TASK TO CARRY OUT: Each line of the records is to be copied verbatim.

DATASET RECORDS:
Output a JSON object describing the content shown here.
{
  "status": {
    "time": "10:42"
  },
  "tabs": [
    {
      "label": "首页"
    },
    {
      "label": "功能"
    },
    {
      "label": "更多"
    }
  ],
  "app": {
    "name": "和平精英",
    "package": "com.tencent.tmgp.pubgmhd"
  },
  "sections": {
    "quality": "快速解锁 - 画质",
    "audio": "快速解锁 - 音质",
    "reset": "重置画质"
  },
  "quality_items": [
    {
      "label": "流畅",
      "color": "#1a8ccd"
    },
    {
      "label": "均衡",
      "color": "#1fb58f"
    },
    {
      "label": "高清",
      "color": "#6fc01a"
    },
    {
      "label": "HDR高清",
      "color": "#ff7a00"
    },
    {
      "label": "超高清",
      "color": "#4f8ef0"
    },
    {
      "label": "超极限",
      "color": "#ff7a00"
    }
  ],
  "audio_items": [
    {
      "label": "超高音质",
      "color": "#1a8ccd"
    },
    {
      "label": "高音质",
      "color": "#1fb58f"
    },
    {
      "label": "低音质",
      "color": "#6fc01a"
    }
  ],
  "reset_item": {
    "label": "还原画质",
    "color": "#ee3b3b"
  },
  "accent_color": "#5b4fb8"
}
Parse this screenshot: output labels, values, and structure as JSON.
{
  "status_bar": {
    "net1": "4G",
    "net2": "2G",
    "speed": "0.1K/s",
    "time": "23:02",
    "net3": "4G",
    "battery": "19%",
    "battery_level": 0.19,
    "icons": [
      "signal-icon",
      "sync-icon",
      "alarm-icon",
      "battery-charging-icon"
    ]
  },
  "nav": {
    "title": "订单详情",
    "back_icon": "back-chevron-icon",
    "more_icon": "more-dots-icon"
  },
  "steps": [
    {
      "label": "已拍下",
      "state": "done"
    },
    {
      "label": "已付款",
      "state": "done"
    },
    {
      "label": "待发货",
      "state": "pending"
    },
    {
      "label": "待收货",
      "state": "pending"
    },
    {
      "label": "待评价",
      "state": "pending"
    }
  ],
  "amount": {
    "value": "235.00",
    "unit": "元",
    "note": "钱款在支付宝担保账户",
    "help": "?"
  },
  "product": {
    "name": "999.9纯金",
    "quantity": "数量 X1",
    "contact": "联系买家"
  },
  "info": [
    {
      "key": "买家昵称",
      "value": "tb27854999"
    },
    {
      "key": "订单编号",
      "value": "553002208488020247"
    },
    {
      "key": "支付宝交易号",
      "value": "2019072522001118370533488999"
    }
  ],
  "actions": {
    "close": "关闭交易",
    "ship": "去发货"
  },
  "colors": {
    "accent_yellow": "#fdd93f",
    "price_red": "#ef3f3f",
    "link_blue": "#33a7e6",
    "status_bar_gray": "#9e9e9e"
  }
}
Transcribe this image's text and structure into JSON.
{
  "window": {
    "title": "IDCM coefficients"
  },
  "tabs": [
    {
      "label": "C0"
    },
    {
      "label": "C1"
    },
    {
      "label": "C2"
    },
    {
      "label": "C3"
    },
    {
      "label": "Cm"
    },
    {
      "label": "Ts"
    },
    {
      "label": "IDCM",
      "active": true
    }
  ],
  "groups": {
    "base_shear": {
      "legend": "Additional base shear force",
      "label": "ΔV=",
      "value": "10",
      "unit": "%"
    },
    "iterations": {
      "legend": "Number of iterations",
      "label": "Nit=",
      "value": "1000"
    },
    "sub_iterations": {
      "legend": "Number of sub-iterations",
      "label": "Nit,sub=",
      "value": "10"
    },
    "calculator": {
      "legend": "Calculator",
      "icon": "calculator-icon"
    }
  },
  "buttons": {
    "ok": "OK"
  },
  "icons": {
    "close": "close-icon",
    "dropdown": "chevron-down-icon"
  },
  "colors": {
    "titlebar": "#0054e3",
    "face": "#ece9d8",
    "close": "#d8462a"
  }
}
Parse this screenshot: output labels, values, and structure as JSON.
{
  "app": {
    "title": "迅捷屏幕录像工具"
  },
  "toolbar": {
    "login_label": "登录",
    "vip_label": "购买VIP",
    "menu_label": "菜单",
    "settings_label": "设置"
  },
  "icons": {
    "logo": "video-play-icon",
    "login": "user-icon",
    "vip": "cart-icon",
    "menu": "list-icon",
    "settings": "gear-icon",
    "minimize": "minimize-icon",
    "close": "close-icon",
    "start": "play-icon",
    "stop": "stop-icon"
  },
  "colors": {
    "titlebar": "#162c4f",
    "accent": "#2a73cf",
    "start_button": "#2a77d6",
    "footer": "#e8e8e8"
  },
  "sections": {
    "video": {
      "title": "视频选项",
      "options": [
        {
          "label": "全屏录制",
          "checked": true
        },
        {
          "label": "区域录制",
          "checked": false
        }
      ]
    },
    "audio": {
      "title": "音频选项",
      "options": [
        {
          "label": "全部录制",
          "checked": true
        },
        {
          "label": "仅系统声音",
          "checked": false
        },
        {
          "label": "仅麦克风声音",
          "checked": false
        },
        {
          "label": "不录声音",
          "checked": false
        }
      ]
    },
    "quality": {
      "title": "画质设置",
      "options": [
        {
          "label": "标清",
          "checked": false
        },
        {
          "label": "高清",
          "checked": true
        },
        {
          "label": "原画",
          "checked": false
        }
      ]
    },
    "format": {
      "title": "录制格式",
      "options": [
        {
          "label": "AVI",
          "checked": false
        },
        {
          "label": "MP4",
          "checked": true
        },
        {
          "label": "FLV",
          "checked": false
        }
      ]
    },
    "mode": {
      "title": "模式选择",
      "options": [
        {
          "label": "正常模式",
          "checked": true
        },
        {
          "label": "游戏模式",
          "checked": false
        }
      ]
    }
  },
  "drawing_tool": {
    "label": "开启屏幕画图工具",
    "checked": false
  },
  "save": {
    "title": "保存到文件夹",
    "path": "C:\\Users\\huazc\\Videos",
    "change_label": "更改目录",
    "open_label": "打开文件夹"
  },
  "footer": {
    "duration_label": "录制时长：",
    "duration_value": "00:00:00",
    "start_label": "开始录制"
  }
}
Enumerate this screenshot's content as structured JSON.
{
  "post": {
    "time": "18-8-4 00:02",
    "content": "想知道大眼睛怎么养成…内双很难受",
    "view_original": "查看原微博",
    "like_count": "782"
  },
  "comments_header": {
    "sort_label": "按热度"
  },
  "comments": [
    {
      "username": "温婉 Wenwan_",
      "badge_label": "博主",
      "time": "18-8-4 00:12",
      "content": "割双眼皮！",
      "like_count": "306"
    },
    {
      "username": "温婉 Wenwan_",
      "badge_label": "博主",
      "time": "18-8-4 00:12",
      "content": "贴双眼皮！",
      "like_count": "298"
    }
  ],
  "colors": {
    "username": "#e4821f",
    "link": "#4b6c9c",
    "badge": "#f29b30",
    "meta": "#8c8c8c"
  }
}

WRITTEN SOLUTION:
Output a JSON object describing the content shown here.
{
  "status": {
    "time": "10:42"
  },
  "tabs": [
    {
      "label": "首页"
    },
    {
      "label": "功能"
    },
    {
      "label": "更多"
    }
  ],
  "app": {
    "name": "和平精英",
    "package": "com.tencent.tmgp.pubgmhd"
  },
  "sections": {
    "quality": "快速解锁 - 画质",
    "audio": "快速解锁 - 音质",
    "reset": "重置画质"
  },
  "quality_items": [
    {
      "label": "流畅",
      "color": "#1a8ccd"
    },
    {
      "label": "均衡",
      "color": "#1fb58f"
    },
    {
      "label": "高清",
      "color": "#6fc01a"
    },
    {
      "label": "HDR高清",
      "color": "#ff7a00"
    },
    {
      "label": "超高清",
      "color": "#4f8ef0"
    },
    {
      "label": "超极限",
      "color": "#ff7a00"
    }
  ],
  "audio_items": [
    {
      "label": "超高音质",
      "color": "#1a8ccd"
    },
    {
      "label": "高音质",
      "color": "#1fb58f"
    },
    {
      "label": "低音质",
      "color": "#6fc01a"
    }
  ],
  "reset_item": {
    "label": "还原画质",
    "color": "#ee3b3b"
  },
  "accent_color": "#5b4fb8"
}
Parse this screenshot: output labels, values, and structure as JSON.
{
  "status_bar": {
    "net1": "4G",
    "net2": "2G",
    "speed": "0.1K/s",
    "time": "23:02",
    "net3": "4G",
    "battery": "19%",
    "battery_level": 0.19,
    "icons": [
      "signal-icon",
      "sync-icon",
      "alarm-icon",
      "battery-charging-icon"
    ]
  },
  "nav": {
    "title": "订单详情",
    "back_icon": "back-chevron-icon",
    "more_icon": "more-dots-icon"
  },
  "steps": [
    {
      "label": "已拍下",
      "state": "done"
    },
    {
      "label": "已付款",
      "state": "done"
    },
    {
      "label": "待发货",
      "state": "pending"
    },
    {
      "label": "待收货",
      "state": "pending"
    },
    {
      "label": "待评价",
      "state": "pending"
    }
  ],
  "amount": {
    "value": "235.00",
    "unit": "元",
    "note": "钱款在支付宝担保账户",
    "help": "?"
  },
  "product": {
    "name": "999.9纯金",
    "quantity": "数量 X1",
    "contact": "联系买家"
  },
  "info": [
    {
      "key": "买家昵称",
      "value": "tb27854999"
    },
    {
      "key": "订单编号",
      "value": "553002208488020247"
    },
    {
      "key": "支付宝交易号",
      "value": "2019072522001118370533488999"
    }
  ],
  "actions": {
    "close": "关闭交易",
    "ship": "去发货"
  },
  "colors": {
    "accent_yellow": "#fdd93f",
    "price_red": "#ef3f3f",
    "link_blue": "#33a7e6",
    "status_bar_gray": "#9e9e9e"
  }
}
Transcribe this image's text and structure into JSON.
{
  "window": {
    "title": "IDCM coefficients"
  },
  "tabs": [
    {
      "label": "C0"
    },
    {
      "label": "C1"
    },
    {
      "label": "C2"
    },
    {
      "label": "C3"
    },
    {
      "label": "Cm"
    },
    {
      "label": "Ts"
    },
    {
      "label": "IDCM",
      "active": true
    }
  ],
  "groups": {
    "base_shear": {
      "legend": "Additional base shear force",
      "label": "ΔV=",
      "value": "10",
      "unit": "%"
    },
    "iterations": {
      "legend": "Number of iterations",
      "label": "Nit=",
      "value": "1000"
    },
    "sub_iterations": {
      "legend": "Number of sub-iterations",
      "label": "Nit,sub=",
      "value": "10"
    },
    "calculator": {
      "legend": "Calculator",
      "icon": "calculator-icon"
    }
  },
  "buttons": {
    "ok": "OK"
  },
  "icons": {
    "close": "close-icon",
    "dropdown": "chevron-down-icon"
  },
  "colors": {
    "titlebar": "#0054e3",
    "face": "#ece9d8",
    "close": "#d8462a"
  }
}
Parse this screenshot: output labels, values, and structure as JSON.
{
  "app": {
    "title": "迅捷屏幕录像工具"
  },
  "toolbar": {
    "login_label": "登录",
    "vip_label": "购买VIP",
    "menu_label": "菜单",
    "settings_label": "设置"
  },
  "icons": {
    "logo": "video-play-icon",
    "login": "user-icon",
    "vip": "cart-icon",
    "menu": "list-icon",
    "settings": "gear-icon",
    "minimize": "minimize-icon",
    "close": "close-icon",
    "start": "play-icon",
    "stop": "stop-icon"
  },
  "colors": {
    "titlebar": "#162c4f",
    "accent": "#2a73cf",
    "start_button": "#2a77d6",
    "footer": "#e8e8e8"
  },
  "sections": {
    "video": {
      "title": "视频选项",
      "options": [
        {
          "label": "全屏录制",
          "checked": true
        },
        {
          "label": "区域录制",
          "checked": false
        }
      ]
    },
    "audio": {
      "title": "音频选项",
      "options": [
        {
          "label": "全部录制",
          "checked": true
        },
        {
          "label": "仅系统声音",
          "checked": false
        },
        {
          "label": "仅麦克风声音",
          "checked": false
        },
        {
          "label": "不录声音",
          "checked": false
        }
      ]
    },
    "quality": {
      "title": "画质设置",
      "options": [
        {
          "label": "标清",
          "checked": false
        },
        {
          "label": "高清",
          "checked": true
        },
        {
          "label": "原画",
          "checked": false
        }
      ]
    },
    "format": {
      "title": "录制格式",
      "options": [
        {
          "label": "AVI",
          "checked": false
        },
        {
          "label": "MP4",
          "checked": true
        },
        {
          "label": "FLV",
          "checked": false
        }
      ]
    },
    "mode": {
      "title": "模式选择",
      "options": [
        {
          "label": "正常模式",
          "checked": true
        },
        {
          "label": "游戏模式",
          "checked": false
        }
      ]
    }
  },
  "drawing_tool": {
    "label": "开启屏幕画图工具",
    "checked": false
  },
  "save": {
    "title": "保存到文件夹",
    "path": "C:\\Users\\huazc\\Videos",
    "change_label": "更改目录",
    "open_label": "打开文件夹"
  },
  "footer": {
    "duration_label": "录制时长：",
    "duration_value": "00:00:00",
    "start_label": "开始录制"
  }
}
Enumerate this screenshot's content as structured JSON.
{
  "post": {
    "time": "18-8-4 00:02",
    "content": "想知道大眼睛怎么养成…内双很难受",
    "view_original": "查看原微博",
    "like_count": "782"
  },
  "comments_header": {
    "sort_label": "按热度"
  },
  "comments": [
    {
      "username": "温婉 Wenwan_",
      "badge_label": "博主",
      "time": "18-8-4 00:12",
      "content": "割双眼皮！",
      "like_count": "306"
    },
    {
      "username": "温婉 Wenwan_",
      "badge_label": "博主",
      "time": "18-8-4 00:12",
      "content": "贴双眼皮！",
      "like_count": "298"
    }
  ],
  "colors": {
    "username": "#e4821f",
    "link": "#4b6c9c",
    "badge": "#f29b30",
    "meta": "#8c8c8c"
  }
}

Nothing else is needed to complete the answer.